Physics professor: Past decade ‘hottest ten years ever recorded’
This past year’s seemingly endless stream of catastrophic storms wasn’t just a media narrative, according to Michio Kaku, a physics professor at the City University of New York.
On CBS This Morning on Thursday, Kaku discussed 2012′s “wacky weather” and how global warming, which creates more energy circulating on the planet, exacerbates destructive tornadoes, storms, hurricanes and even forest fires.
“You look at the weather patterns over the last year, and they all seem wild, extreme.
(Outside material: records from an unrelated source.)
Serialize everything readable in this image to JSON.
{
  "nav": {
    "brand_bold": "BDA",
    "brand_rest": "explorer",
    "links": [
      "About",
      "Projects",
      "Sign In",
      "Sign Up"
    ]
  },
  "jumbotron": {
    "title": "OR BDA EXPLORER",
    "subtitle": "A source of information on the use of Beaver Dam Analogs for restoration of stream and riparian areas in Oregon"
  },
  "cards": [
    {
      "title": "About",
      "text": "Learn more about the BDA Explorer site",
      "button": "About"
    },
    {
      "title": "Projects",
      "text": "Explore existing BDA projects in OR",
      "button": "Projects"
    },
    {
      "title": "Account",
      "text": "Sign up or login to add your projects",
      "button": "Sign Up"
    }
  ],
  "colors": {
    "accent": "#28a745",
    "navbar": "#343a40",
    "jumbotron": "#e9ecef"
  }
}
What was driving that?” asked anchor Rebecca Jarvis.
“Well, when you look outside you say, ‘The weather’s on steroids,’” Kaku said. “But there’s no single aha moment where you can say, ‘Aha, this is what’s driving the whole thing.’ But what you can say is that the Earth is heating up. Which means more moisture going into the air. And when moisture collides with cold air from Canada, watch out. That’s what’s driving hurricanes and tornados and droughts and even forest fires in Texas, for example.”
He said that 2012 “could go down as one of the hottest years ever recorded in the history of science. The last ten years goes down as the hottest ten years ever recorded in the history of science. And that means more wacky weather.”